(App and web page records)
------------------------------------------------------------------------

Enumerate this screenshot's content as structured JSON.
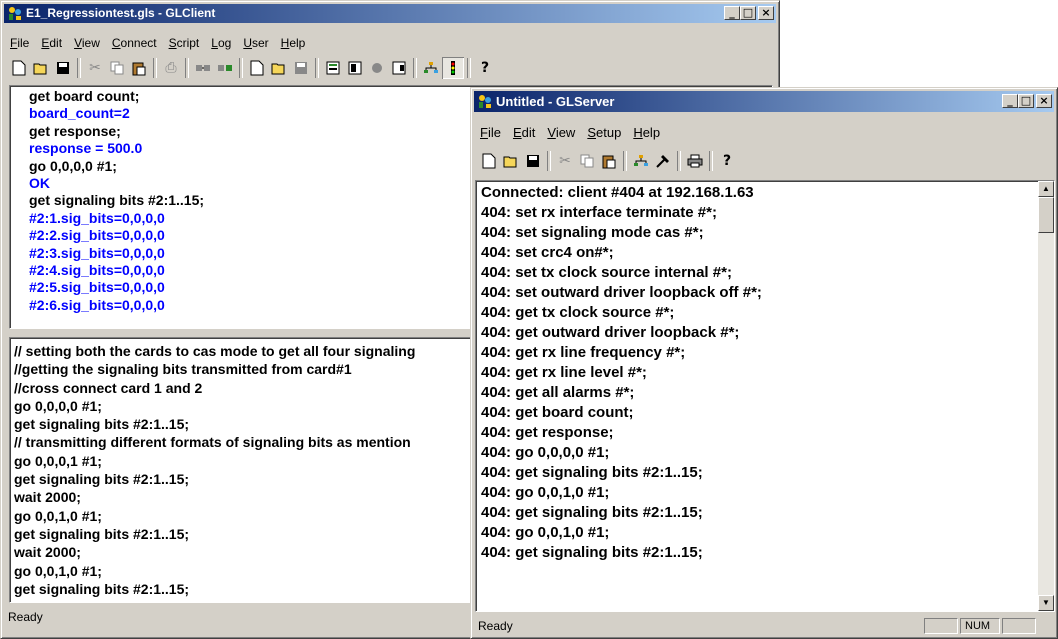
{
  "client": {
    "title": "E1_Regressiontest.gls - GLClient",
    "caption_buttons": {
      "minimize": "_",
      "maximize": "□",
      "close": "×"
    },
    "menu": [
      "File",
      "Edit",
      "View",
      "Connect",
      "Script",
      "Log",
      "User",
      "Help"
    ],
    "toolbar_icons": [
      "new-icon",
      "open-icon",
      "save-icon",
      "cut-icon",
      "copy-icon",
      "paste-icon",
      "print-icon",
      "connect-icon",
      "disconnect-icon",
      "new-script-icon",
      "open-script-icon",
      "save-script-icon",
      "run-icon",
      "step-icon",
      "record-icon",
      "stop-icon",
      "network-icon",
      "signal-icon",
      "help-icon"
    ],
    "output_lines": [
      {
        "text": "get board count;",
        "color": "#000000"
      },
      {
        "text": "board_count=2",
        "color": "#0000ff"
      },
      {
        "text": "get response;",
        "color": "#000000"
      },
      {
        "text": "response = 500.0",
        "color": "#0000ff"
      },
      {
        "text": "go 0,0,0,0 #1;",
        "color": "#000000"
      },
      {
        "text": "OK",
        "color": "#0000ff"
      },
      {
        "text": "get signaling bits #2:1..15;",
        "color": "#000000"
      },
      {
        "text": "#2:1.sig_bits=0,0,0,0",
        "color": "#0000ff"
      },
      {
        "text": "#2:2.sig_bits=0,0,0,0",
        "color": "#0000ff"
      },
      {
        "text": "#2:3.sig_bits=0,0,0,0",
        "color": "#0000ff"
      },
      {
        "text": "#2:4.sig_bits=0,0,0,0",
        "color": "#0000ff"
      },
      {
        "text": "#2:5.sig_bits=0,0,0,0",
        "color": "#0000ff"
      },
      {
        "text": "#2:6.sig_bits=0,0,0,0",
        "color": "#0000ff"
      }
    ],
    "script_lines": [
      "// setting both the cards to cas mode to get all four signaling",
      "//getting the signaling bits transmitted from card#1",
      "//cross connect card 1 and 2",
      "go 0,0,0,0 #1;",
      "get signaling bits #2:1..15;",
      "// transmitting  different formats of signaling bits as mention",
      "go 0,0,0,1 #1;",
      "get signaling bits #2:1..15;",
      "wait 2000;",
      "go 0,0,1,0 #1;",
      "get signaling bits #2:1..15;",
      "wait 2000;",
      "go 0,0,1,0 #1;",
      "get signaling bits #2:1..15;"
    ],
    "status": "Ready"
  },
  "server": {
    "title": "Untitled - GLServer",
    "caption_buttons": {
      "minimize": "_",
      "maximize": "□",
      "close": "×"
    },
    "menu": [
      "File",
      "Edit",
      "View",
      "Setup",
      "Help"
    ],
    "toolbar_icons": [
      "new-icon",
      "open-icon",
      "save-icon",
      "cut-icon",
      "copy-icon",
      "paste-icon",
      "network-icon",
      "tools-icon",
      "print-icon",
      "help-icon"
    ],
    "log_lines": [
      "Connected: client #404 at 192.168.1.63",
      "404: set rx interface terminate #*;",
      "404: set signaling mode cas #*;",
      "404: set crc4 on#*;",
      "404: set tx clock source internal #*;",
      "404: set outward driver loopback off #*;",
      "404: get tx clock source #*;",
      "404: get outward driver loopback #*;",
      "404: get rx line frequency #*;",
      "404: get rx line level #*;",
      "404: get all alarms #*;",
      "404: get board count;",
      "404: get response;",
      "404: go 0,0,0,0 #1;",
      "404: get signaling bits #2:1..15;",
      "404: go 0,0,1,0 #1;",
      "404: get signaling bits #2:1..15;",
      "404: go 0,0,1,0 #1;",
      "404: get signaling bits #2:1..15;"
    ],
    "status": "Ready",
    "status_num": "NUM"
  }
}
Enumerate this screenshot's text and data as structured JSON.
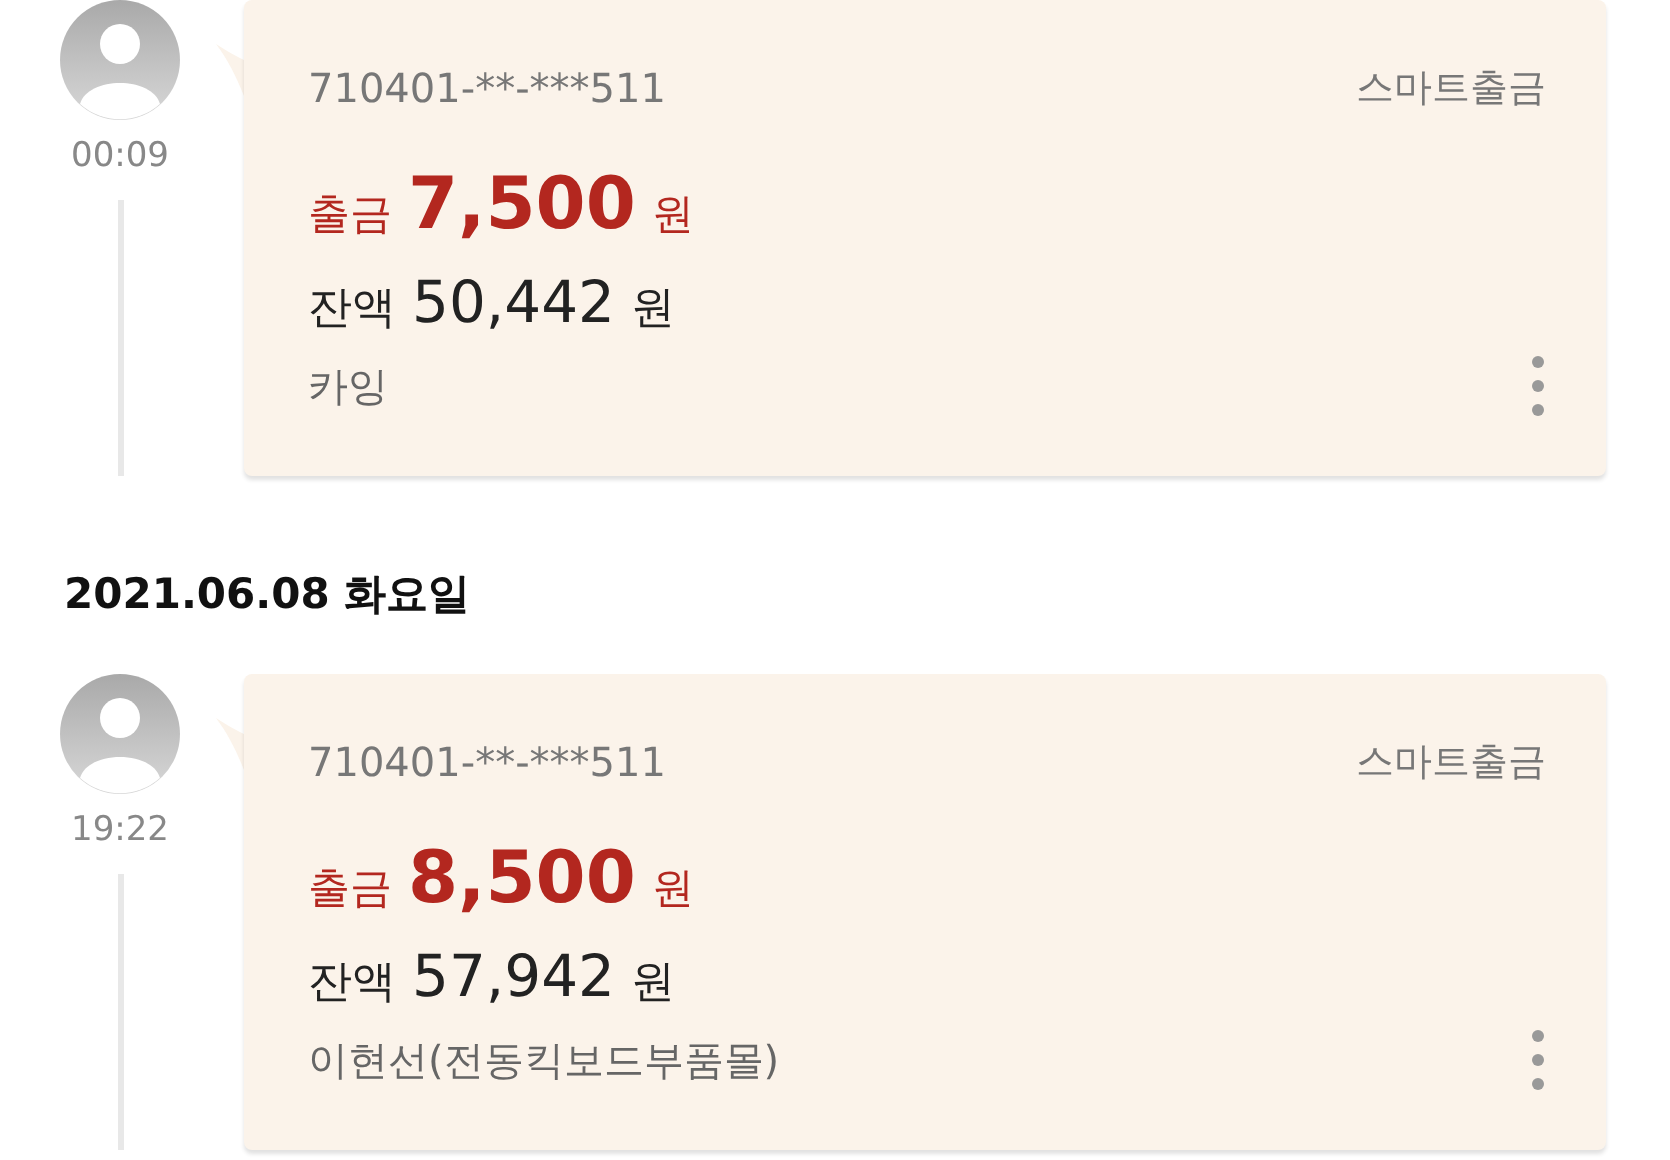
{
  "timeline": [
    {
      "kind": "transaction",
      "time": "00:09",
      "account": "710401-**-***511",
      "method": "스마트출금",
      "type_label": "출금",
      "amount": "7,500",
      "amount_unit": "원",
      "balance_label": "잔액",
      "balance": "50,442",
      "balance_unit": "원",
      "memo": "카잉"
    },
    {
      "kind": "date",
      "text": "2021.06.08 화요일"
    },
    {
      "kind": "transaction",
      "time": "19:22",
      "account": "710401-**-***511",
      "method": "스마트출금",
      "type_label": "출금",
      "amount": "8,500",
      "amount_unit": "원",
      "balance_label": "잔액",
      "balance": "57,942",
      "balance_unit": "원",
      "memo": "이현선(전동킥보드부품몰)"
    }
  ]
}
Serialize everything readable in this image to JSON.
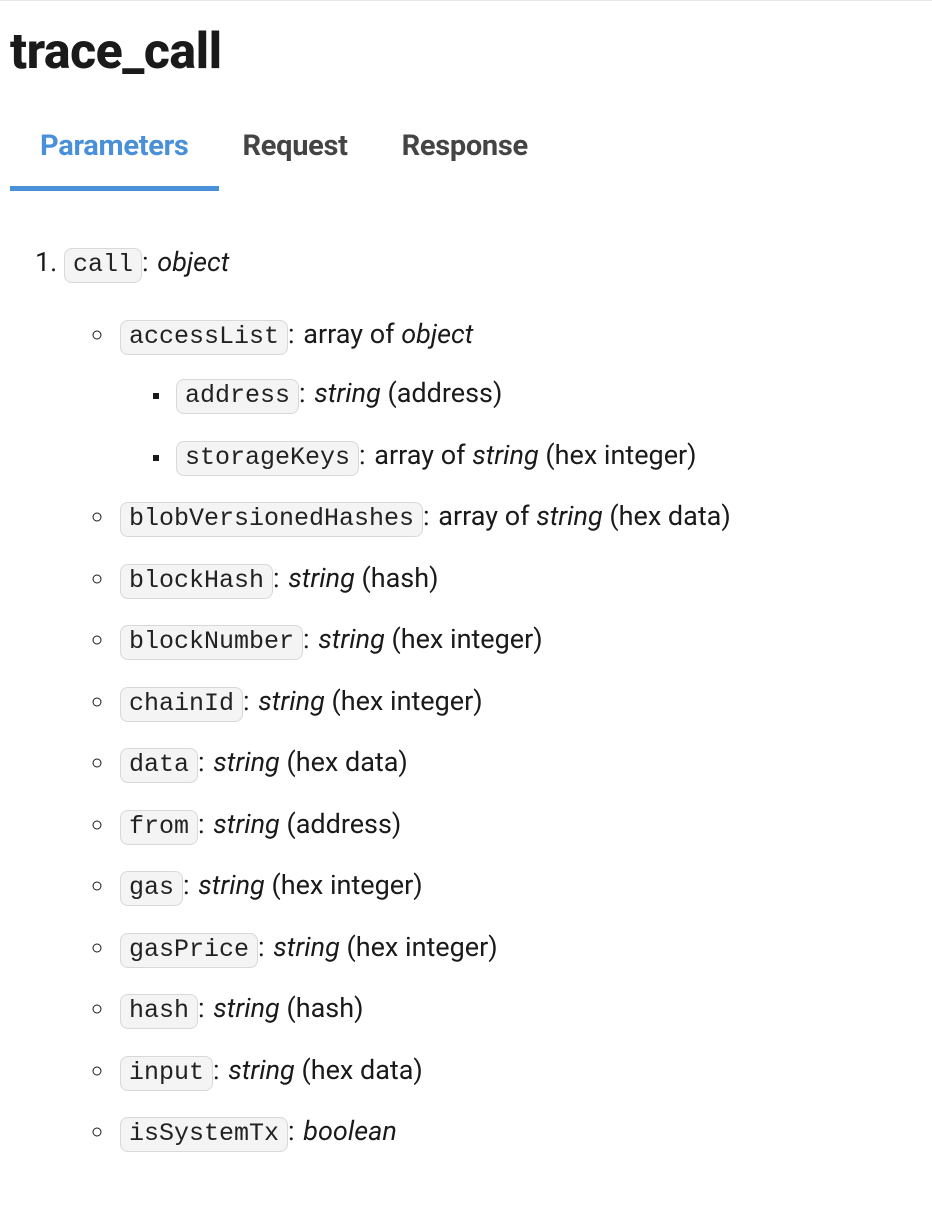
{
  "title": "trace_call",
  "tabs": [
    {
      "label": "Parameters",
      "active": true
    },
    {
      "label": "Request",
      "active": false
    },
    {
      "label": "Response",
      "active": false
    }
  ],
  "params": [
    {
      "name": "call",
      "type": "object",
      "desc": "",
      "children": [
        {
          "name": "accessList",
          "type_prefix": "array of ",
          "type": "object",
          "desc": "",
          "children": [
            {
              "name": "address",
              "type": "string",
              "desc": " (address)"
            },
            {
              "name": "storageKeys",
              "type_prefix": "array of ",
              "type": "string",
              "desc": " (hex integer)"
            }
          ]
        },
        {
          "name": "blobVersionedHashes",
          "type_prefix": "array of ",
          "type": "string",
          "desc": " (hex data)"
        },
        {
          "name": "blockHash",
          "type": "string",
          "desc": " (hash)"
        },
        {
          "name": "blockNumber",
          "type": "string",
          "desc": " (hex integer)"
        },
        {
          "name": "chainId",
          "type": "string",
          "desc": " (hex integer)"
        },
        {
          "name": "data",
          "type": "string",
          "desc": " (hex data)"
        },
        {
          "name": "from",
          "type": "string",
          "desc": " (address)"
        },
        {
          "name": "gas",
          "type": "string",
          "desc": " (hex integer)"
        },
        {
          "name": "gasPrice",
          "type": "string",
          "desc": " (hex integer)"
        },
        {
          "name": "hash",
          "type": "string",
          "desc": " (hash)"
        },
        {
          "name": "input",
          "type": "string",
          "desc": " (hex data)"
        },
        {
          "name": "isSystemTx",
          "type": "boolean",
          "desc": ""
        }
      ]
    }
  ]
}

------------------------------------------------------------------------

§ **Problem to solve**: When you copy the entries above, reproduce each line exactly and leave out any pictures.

§ **Result**:
Enumerate this screenshot's content as structured JSON.
{
  "client": {
    "title": "E1_Regressiontest.gls - GLClient",
    "caption_buttons": {
      "minimize": "_",
      "maximize": "□",
      "close": "×"
    },
    "menu": [
      "File",
      "Edit",
      "View",
      "Connect",
      "Script",
      "Log",
      "User",
      "Help"
    ],
    "toolbar_icons": [
      "new-icon",
      "open-icon",
      "save-icon",
      "cut-icon",
      "copy-icon",
      "paste-icon",
      "print-icon",
      "connect-icon",
      "disconnect-icon",
      "new-script-icon",
      "open-script-icon",
      "save-script-icon",
      "run-icon",
      "step-icon",
      "record-icon",
      "stop-icon",
      "network-icon",
      "signal-icon",
      "help-icon"
    ],
    "output_lines": [
      {
        "text": "get board count;",
        "color": "#000000"
      },
      {
        "text": "board_count=2",
        "color": "#0000ff"
      },
      {
        "text": "get response;",
        "color": "#000000"
      },
      {
        "text": "response = 500.0",
        "color": "#0000ff"
      },
      {
        "text": "go 0,0,0,0 #1;",
        "color": "#000000"
      },
      {
        "text": "OK",
        "color": "#0000ff"
      },
      {
        "text": "get signaling bits #2:1..15;",
        "color": "#000000"
      },
      {
        "text": "#2:1.sig_bits=0,0,0,0",
        "color": "#0000ff"
      },
      {
        "text": "#2:2.sig_bits=0,0,0,0",
        "color": "#0000ff"
      },
      {
        "text": "#2:3.sig_bits=0,0,0,0",
        "color": "#0000ff"
      },
      {
        "text": "#2:4.sig_bits=0,0,0,0",
        "color": "#0000ff"
      },
      {
        "text": "#2:5.sig_bits=0,0,0,0",
        "color": "#0000ff"
      },
      {
        "text": "#2:6.sig_bits=0,0,0,0",
        "color": "#0000ff"
      }
    ],
    "script_lines": [
      "// setting both the cards to cas mode to get all four signaling",
      "//getting the signaling bits transmitted from card#1",
      "//cross connect card 1 and 2",
      "go 0,0,0,0 #1;",
      "get signaling bits #2:1..15;",
      "// transmitting  different formats of signaling bits as mention",
      "go 0,0,0,1 #1;",
      "get signaling bits #2:1..15;",
      "wait 2000;",
      "go 0,0,1,0 #1;",
      "get signaling bits #2:1..15;",
      "wait 2000;",
      "go 0,0,1,0 #1;",
      "get signaling bits #2:1..15;"
    ],
    "status": "Ready"
  },
  "server": {
    "title": "Untitled - GLServer",
    "caption_buttons": {
      "minimize": "_",
      "maximize": "□",
      "close": "×"
    },
    "menu": [
      "File",
      "Edit",
      "View",
      "Setup",
      "Help"
    ],
    "toolbar_icons": [
      "new-icon",
      "open-icon",
      "save-icon",
      "cut-icon",
      "copy-icon",
      "paste-icon",
      "network-icon",
      "tools-icon",
      "print-icon",
      "help-icon"
    ],
    "log_lines": [
      "Connected: client #404 at 192.168.1.63",
      "404: set rx interface terminate #*;",
      "404: set signaling mode cas #*;",
      "404: set crc4 on#*;",
      "404: set tx clock source internal #*;",
      "404: set outward driver loopback off #*;",
      "404: get tx clock source #*;",
      "404: get outward driver loopback #*;",
      "404: get rx line frequency #*;",
      "404: get rx line level #*;",
      "404: get all alarms #*;",
      "404: get board count;",
      "404: get response;",
      "404: go 0,0,0,0 #1;",
      "404: get signaling bits #2:1..15;",
      "404: go 0,0,1,0 #1;",
      "404: get signaling bits #2:1..15;",
      "404: go 0,0,1,0 #1;",
      "404: get signaling bits #2:1..15;"
    ],
    "status": "Ready",
    "status_num": "NUM"
  }
}
Enumerate this screenshot's text and data as structured JSON.
{
  "timeline": [
    {
      "kind": "transaction",
      "time": "00:09",
      "account": "710401-**-***511",
      "method": "스마트출금",
      "type_label": "출금",
      "amount": "7,500",
      "amount_unit": "원",
      "balance_label": "잔액",
      "balance": "50,442",
      "balance_unit": "원",
      "memo": "카잉"
    },
    {
      "kind": "date",
      "text": "2021.06.08 화요일"
    },
    {
      "kind": "transaction",
      "time": "19:22",
      "account": "710401-**-***511",
      "method": "스마트출금",
      "type_label": "출금",
      "amount": "8,500",
      "amount_unit": "원",
      "balance_label": "잔액",
      "balance": "57,942",
      "balance_unit": "원",
      "memo": "이현선(전동킥보드부품몰)"
    }
  ]
}
Serialize everything readable in this image to JSON.
{
  "title": "trace_call",
  "tabs": [
    {
      "label": "Parameters",
      "active": true
    },
    {
      "label": "Request",
      "active": false
    },
    {
      "label": "Response",
      "active": false
    }
  ],
  "params": [
    {
      "name": "call",
      "type": "object",
      "desc": "",
      "children": [
        {
          "name": "accessList",
          "type_prefix": "array of ",
          "type": "object",
          "desc": "",
          "children": [
            {
              "name": "address",
              "type": "string",
              "desc": " (address)"
            },
            {
              "name": "storageKeys",
              "type_prefix": "array of ",
              "type": "string",
              "desc": " (hex integer)"
            }
          ]
        },
        {
          "name": "blobVersionedHashes",
          "type_prefix": "array of ",
          "type": "string",
          "desc": " (hex data)"
        },
        {
          "name": "blockHash",
          "type": "string",
          "desc": " (hash)"
        },
        {
          "name": "blockNumber",
          "type": "string",
          "desc": " (hex integer)"
        },
        {
          "name": "chainId",
          "type": "string",
          "desc": " (hex integer)"
        },
        {
          "name": "data",
          "type": "string",
          "desc": " (hex data)"
        },
        {
          "name": "from",
          "type": "string",
          "desc": " (address)"
        },
        {
          "name": "gas",
          "type": "string",
          "desc": " (hex integer)"
        },
        {
          "name": "gasPrice",
          "type": "string",
          "desc": " (hex integer)"
        },
        {
          "name": "hash",
          "type": "string",
          "desc": " (hash)"
        },
        {
          "name": "input",
          "type": "string",
          "desc": " (hex data)"
        },
        {
          "name": "isSystemTx",
          "type": "boolean",
          "desc": ""
        }
      ]
    }
  ]
}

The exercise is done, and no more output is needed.